IC 5264

IC 5264 is a spiral galaxy with a visual magnitude of 12, approximately 155.7 million light years (47.7 Mpc) distant from the Sun. It was discovered by the American astronomer Lewis Swift in June 1896.

NGC 7462

barred spiral galaxy in grus constellation

NGC 7462. Based on observations made with the NASA/ESA Hubble Space Telescope, and obtained from the Hubble Legacy Archive, which is a collaboration between the Space Telescope Science Institute (STScI/NASA), the Space Telescope European Coordinating Facility (ST-ECF/ESA) and the Canadian Astronomy Data Centre (CADC/NRC/CSA).

NGC 7462 is a barred spiral galaxy discovered by John Herschel on September 5, 1834.

The galaxy has an apparent magnitude of 11.4 and lies at a distance of about 49 million light years from Earth.

IC 5201

IC 5201 is a barred spiral galaxy located at an approximate distance of 42 million light years from the Sun.

The galaxy was discovered by Joseph Lunt in 1900. It has a visual magnitude of 10.8.

barred spiral galaxy

In 1900, astronomer Joseph Lunt made a discovery: Peering through a telescope at Cape Town Observatory, the British–South African scientist spotted this beautiful sight in the southern constellation of Grus (The Crane): a barred spiral galaxy now named IC 5201. Over a century later, the galaxy is still of interest to astronomers. For this image, the NASA/ESA Hubble Space Telescope used its Advanced Camera for Surveys (ACS) to produce a beautiful and intricate image of the galaxy. Hubble’s ACS can resolve individual stars within other galaxies, making it an invaluable tool to explore how various populations of stars have sprung to life, evolved, and died throughout the cosmos. IC 5201 sits over 40 million light-years away from us. As with two thirds of all the spirals we see in the Universe — including the Milky Way, the galaxy has a bar of stars slicing through its centre. Image: ESA/Hubble & NASA

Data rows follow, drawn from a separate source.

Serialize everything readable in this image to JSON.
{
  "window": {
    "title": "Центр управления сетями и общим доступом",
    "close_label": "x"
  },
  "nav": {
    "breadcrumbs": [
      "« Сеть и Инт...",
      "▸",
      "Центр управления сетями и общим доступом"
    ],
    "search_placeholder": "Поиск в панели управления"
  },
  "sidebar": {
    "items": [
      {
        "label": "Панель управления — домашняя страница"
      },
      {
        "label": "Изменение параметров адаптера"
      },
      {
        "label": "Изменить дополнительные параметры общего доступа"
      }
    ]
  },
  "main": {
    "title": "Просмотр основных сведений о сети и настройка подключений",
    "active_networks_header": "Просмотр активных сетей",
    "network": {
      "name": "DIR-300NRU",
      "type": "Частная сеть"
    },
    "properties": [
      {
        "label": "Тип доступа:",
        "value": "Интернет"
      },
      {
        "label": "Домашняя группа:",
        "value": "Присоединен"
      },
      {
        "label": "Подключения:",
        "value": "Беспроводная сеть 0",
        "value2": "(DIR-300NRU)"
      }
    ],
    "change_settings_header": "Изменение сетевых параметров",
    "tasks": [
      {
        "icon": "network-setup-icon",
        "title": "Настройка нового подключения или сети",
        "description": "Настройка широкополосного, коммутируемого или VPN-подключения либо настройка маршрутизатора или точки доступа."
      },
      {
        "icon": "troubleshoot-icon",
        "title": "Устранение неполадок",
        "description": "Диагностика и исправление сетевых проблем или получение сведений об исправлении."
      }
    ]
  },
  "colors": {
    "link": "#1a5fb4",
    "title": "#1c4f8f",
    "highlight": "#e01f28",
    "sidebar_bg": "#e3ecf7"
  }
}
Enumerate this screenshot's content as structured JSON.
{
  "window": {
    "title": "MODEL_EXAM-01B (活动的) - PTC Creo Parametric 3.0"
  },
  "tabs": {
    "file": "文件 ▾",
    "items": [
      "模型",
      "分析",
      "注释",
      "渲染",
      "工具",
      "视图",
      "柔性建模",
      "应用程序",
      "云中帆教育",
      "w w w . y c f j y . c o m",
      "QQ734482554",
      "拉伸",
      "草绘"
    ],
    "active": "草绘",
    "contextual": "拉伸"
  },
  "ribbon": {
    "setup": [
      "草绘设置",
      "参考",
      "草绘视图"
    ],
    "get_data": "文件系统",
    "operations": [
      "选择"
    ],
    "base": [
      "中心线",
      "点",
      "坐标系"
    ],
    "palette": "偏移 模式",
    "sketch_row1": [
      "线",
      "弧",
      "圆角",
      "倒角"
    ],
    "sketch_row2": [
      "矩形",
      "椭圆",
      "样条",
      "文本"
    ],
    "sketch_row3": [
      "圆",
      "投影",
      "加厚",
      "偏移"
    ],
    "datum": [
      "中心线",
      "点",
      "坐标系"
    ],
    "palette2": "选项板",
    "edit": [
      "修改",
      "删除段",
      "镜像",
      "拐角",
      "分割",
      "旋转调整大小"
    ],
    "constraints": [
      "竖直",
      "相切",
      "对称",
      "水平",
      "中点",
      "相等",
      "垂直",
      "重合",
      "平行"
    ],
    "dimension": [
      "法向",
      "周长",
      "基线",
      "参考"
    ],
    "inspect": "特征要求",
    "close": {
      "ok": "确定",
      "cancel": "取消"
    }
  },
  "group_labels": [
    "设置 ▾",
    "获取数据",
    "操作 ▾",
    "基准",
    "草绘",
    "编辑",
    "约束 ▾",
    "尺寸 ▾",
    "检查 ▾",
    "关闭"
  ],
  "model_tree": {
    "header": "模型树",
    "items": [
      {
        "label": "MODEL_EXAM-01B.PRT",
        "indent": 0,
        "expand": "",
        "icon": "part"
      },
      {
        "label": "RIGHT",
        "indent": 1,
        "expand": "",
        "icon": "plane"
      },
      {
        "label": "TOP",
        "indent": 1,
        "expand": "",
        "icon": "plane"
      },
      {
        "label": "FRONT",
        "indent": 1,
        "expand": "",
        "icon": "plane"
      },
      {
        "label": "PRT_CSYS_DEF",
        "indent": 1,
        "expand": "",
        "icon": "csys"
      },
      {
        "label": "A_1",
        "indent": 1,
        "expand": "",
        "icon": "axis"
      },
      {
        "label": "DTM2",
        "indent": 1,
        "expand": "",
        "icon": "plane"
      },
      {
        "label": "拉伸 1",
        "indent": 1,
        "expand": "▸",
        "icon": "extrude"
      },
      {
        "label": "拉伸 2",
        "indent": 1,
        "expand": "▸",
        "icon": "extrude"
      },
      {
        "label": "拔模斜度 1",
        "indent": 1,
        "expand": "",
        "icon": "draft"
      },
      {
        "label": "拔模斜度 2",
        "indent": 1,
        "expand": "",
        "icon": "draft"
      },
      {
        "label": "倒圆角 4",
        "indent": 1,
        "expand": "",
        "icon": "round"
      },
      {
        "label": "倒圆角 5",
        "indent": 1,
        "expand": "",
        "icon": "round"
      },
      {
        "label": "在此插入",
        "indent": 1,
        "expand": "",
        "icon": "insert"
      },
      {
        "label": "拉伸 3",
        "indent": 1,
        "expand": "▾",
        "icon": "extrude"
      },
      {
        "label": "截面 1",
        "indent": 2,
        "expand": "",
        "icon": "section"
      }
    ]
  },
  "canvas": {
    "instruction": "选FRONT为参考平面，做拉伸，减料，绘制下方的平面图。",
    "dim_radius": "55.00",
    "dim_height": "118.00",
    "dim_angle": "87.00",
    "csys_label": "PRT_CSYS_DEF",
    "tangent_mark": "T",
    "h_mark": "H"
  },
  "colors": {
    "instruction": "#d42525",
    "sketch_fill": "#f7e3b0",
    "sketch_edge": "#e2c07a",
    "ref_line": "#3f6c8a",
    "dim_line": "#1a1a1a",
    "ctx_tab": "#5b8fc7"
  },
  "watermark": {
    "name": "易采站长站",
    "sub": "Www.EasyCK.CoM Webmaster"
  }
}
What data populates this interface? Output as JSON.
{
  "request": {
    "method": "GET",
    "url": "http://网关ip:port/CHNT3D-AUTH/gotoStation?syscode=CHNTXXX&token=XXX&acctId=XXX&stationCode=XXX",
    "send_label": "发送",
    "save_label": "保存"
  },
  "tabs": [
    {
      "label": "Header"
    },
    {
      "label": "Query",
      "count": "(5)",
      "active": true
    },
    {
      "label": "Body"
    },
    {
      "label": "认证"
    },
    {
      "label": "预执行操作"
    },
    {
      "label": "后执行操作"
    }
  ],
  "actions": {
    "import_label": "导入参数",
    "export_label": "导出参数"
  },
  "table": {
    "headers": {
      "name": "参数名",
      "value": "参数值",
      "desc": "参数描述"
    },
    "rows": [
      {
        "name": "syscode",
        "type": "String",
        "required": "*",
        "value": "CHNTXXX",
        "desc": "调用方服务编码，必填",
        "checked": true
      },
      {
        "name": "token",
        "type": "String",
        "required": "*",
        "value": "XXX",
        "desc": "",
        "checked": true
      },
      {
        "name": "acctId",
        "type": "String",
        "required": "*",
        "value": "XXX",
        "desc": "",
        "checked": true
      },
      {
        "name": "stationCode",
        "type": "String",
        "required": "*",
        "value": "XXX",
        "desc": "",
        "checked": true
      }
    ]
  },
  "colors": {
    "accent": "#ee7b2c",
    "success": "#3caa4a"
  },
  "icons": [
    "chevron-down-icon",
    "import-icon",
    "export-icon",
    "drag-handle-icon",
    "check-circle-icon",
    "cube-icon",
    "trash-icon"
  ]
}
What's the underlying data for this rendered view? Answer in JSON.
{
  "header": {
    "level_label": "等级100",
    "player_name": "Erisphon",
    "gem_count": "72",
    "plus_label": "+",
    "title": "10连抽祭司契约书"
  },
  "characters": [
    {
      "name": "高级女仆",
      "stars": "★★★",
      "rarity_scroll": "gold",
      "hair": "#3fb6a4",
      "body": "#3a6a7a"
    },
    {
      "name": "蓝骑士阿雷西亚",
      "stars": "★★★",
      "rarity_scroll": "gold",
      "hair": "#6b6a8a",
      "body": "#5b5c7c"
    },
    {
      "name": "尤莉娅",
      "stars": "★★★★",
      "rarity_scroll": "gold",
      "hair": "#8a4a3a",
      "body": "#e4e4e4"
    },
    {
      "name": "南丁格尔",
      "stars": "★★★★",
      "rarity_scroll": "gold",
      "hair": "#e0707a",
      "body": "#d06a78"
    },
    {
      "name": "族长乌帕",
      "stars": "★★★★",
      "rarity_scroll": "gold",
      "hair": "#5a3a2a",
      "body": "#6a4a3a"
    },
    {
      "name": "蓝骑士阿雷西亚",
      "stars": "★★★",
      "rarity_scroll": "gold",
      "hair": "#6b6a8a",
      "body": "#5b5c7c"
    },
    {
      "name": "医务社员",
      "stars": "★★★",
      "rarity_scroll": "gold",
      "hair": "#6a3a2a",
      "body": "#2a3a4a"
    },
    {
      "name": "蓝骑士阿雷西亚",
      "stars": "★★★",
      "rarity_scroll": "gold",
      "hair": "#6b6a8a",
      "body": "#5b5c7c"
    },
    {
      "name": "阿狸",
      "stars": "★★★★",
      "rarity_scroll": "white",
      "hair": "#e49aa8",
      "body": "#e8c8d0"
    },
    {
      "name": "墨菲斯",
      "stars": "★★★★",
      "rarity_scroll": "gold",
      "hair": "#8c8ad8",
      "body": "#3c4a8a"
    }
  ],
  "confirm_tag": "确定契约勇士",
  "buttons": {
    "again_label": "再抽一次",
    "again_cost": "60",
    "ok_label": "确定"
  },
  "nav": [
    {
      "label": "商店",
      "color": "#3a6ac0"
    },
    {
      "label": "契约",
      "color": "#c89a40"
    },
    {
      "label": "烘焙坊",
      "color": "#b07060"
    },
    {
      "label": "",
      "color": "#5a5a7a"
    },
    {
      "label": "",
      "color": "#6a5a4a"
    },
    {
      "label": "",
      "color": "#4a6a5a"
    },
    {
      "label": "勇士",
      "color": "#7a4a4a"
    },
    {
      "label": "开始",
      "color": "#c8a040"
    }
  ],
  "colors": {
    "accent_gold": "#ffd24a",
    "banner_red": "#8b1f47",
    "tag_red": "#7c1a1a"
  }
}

Grus contains many other notable deep sky objects. These include the barred spiral galaxies NGC 7119A, NGC 7091, NGC 7632, NGC 7232, NGC 7232A, NGC 7232B, NGC 7418, NGC 7400, NGC 7496A, NGC 7470, NGC 7412A, NGC 7072A, NGC 7079, NGC 7107, IC 5174, spiral galaxies NGC 7119B, NGC 7658A, NGC 7658B, NGC 7418A, NGC 7213, NGC 7496B, NGC 7070A, NGC 7249, IC 5128, and elliptical galaxies NGC 7404, NGC 7075, NGC 7169, NGC 7097, NGC 7118, NGC 7117, NGC 7144, and NGC 7145.